→ Problem statement:
Please reproduce the listing in its entirety, exactly as written, but without images.

──────

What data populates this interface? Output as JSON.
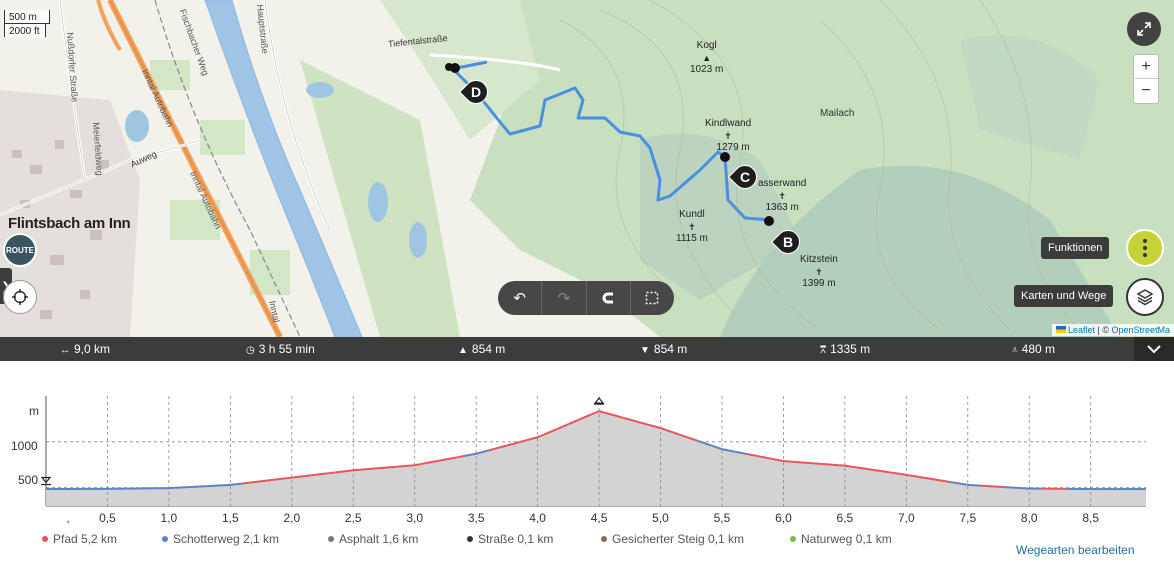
{
  "map": {
    "scale_metric": "500 m",
    "scale_imperial": "2000 ft",
    "town": "Flintsbach am Inn",
    "streets": {
      "tiefental": "Tiefentalstraße",
      "nussdorfer": "Nußdorfer Straße",
      "meierfeldweg": "Meierfeldweg",
      "auweg": "Auweg",
      "inntal1": "Inntal Autobahn",
      "inntal2": "Inntal Autobahn",
      "inntal3": "Inntal",
      "fischbacher": "Fischbacher Weg",
      "hauptstrasse": "Hauptstraße",
      "mailach": "Mailach"
    },
    "peaks": [
      {
        "name": "Kogl",
        "elev": "1023 m"
      },
      {
        "name": "Kindlwand",
        "elev": "1279 m"
      },
      {
        "name": "asserwand",
        "elev": "1363 m"
      },
      {
        "name": "Kundl",
        "elev": "1115 m"
      },
      {
        "name": "Kitzstein",
        "elev": "1399 m"
      }
    ],
    "waypoints": [
      "B",
      "C",
      "D"
    ],
    "attribution": {
      "leaflet": "Leaflet",
      "sep": " | © ",
      "osm": "OpenStreetMa"
    },
    "functions_label": "Funktionen",
    "layers_label": "Karten und Wege",
    "logo_text": "ROUTE",
    "zoom_in": "+",
    "zoom_out": "−",
    "edit_tools": {
      "undo": "↶",
      "redo": "↷",
      "magnet": "⊂",
      "select": "⬚"
    }
  },
  "stats": {
    "distance": "9,0 km",
    "duration": "3 h 55 min",
    "ascent": "854 m",
    "descent": "854 m",
    "highest": "1335 m",
    "lowest": "480 m"
  },
  "profile": {
    "y_unit": "m",
    "y_ticks": [
      "1000",
      "500"
    ],
    "x_ticks": [
      ",",
      "0,5",
      "1,0",
      "1,5",
      "2,0",
      "2,5",
      "3,0",
      "3,5",
      "4,0",
      "4,5",
      "5,0",
      "5,5",
      "6,0",
      "6,5",
      "7,0",
      "7,5",
      "8,0",
      "8,5"
    ],
    "legend": [
      {
        "label": "Pfad 5,2 km",
        "color": "#e8545b"
      },
      {
        "label": "Schotterweg 2,1 km",
        "color": "#5b82c8"
      },
      {
        "label": "Asphalt 1,6 km",
        "color": "#777777"
      },
      {
        "label": "Straße 0,1 km",
        "color": "#333333"
      },
      {
        "label": "Gesicherter Steig 0,1 km",
        "color": "#8a6a5a"
      },
      {
        "label": "Naturweg 0,1 km",
        "color": "#6cbf4a"
      }
    ],
    "edit_link": "Wegearten bearbeiten"
  },
  "chart_data": {
    "type": "area",
    "title": "",
    "xlabel": "",
    "ylabel": "m",
    "x": [
      0,
      0.5,
      1.0,
      1.5,
      2.0,
      2.5,
      3.0,
      3.5,
      4.0,
      4.5,
      5.0,
      5.5,
      6.0,
      6.5,
      7.0,
      7.5,
      8.0,
      8.5,
      8.95
    ],
    "series": [
      {
        "values": [
          485,
          487,
          495,
          530,
          610,
          690,
          745,
          870,
          1050,
          1335,
          1150,
          920,
          790,
          740,
          640,
          530,
          490,
          485,
          485
        ]
      }
    ],
    "xlim": [
      0,
      8.95
    ],
    "ylim": [
      300,
      1500
    ],
    "max_marker": 1335,
    "min_marker": 480
  }
}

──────

→ Response:
What data populates this interface? Output as JSON.
{
  "map": {
    "scale_metric": "500 m",
    "scale_imperial": "2000 ft",
    "town": "Flintsbach am Inn",
    "streets": {
      "tiefental": "Tiefentalstraße",
      "nussdorfer": "Nußdorfer Straße",
      "meierfeldweg": "Meierfeldweg",
      "auweg": "Auweg",
      "inntal1": "Inntal Autobahn",
      "inntal2": "Inntal Autobahn",
      "inntal3": "Inntal",
      "fischbacher": "Fischbacher Weg",
      "hauptstrasse": "Hauptstraße",
      "mailach": "Mailach"
    },
    "peaks": [
      {
        "name": "Kogl",
        "elev": "1023 m"
      },
      {
        "name": "Kindlwand",
        "elev": "1279 m"
      },
      {
        "name": "asserwand",
        "elev": "1363 m"
      },
      {
        "name": "Kundl",
        "elev": "1115 m"
      },
      {
        "name": "Kitzstein",
        "elev": "1399 m"
      }
    ],
    "waypoints": [
      "B",
      "C",
      "D"
    ],
    "attribution": {
      "leaflet": "Leaflet",
      "sep": " | © ",
      "osm": "OpenStreetMa"
    },
    "functions_label": "Funktionen",
    "layers_label": "Karten und Wege",
    "logo_text": "ROUTE",
    "zoom_in": "+",
    "zoom_out": "−",
    "edit_tools": {
      "undo": "↶",
      "redo": "↷",
      "magnet": "⊂",
      "select": "⬚"
    }
  },
  "stats": {
    "distance": "9,0 km",
    "duration": "3 h 55 min",
    "ascent": "854 m",
    "descent": "854 m",
    "highest": "1335 m",
    "lowest": "480 m"
  },
  "profile": {
    "y_unit": "m",
    "y_ticks": [
      "1000",
      "500"
    ],
    "x_ticks": [
      ",",
      "0,5",
      "1,0",
      "1,5",
      "2,0",
      "2,5",
      "3,0",
      "3,5",
      "4,0",
      "4,5",
      "5,0",
      "5,5",
      "6,0",
      "6,5",
      "7,0",
      "7,5",
      "8,0",
      "8,5"
    ],
    "legend": [
      {
        "label": "Pfad 5,2 km",
        "color": "#e8545b"
      },
      {
        "label": "Schotterweg 2,1 km",
        "color": "#5b82c8"
      },
      {
        "label": "Asphalt 1,6 km",
        "color": "#777777"
      },
      {
        "label": "Straße 0,1 km",
        "color": "#333333"
      },
      {
        "label": "Gesicherter Steig 0,1 km",
        "color": "#8a6a5a"
      },
      {
        "label": "Naturweg 0,1 km",
        "color": "#6cbf4a"
      }
    ],
    "edit_link": "Wegearten bearbeiten"
  },
  "chart_data": {
    "type": "area",
    "title": "",
    "xlabel": "",
    "ylabel": "m",
    "x": [
      0,
      0.5,
      1.0,
      1.5,
      2.0,
      2.5,
      3.0,
      3.5,
      4.0,
      4.5,
      5.0,
      5.5,
      6.0,
      6.5,
      7.0,
      7.5,
      8.0,
      8.5,
      8.95
    ],
    "series": [
      {
        "values": [
          485,
          487,
          495,
          530,
          610,
          690,
          745,
          870,
          1050,
          1335,
          1150,
          920,
          790,
          740,
          640,
          530,
          490,
          485,
          485
        ]
      }
    ],
    "xlim": [
      0,
      8.95
    ],
    "ylim": [
      300,
      1500
    ],
    "max_marker": 1335,
    "min_marker": 480
  }
}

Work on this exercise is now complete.